I've been a very big fan of solid state storage. I had dynamic RAMs backed up with power in huge towerlike structures that I'd connect to early Macintosh computers. I'd use that as my disk and it would double my speed. I've been a fan of solid state disk in my laptops, I always ordered them and paid extra for the solid state disk. I'm just sort of a purist. With music devices, even before the first iPod, I preferred to use solid state storage when it cost a thousand dollars to have enough solid state storage for an airplane flight. So, I'm just a big fan of that storage media.
Why? It's just really interesting to see at the enterprise level that it's outperforming and solving a lot of problems we're having with spinning media.
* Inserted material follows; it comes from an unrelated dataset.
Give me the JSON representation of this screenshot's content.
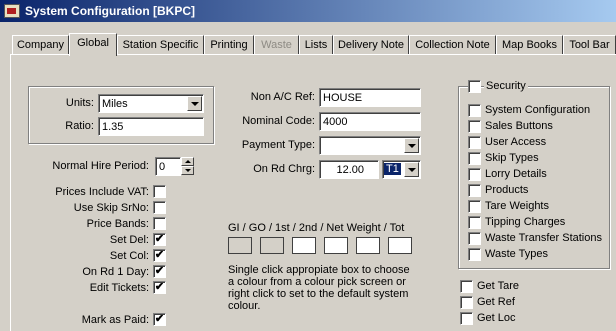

It's a very different approach to how you solve your storage problems. I like to say solid state storage, not solid state disk, because a disk implies it's on a regular cable, plug in structure that a disk could be plugged into and this is one alternative. I like skipping that and just going to just one protocol in communication.
SSD appears to be finding great success in enterprise class server systems, but not so much in the PC and laptop market. Why is that?
Hard disks over a certain size are still more economical than solid state storage. You have to pay a premium to have solid state storage, and depending on the way it's architected, it may not be faster in all ways. I have flash in my laptop and it boots up and loads programs much faster than before, but the general operation doesn't seem that much faster. So why would you pay extra when you don't see [the added performance]?
I mean I'd pay extra ... because I like the whole concept of reliability [with flash memory], and I like to be a purist and like to be a little bit in the lead in doing something. I like to have an early jump. So I had this penchant for solid state storage before the fact that it now has a place in enterprise storage. That's what really surprised me, and of course now the whole world is recognising that's a big part of the future of enterprise storage - at least on the first tier.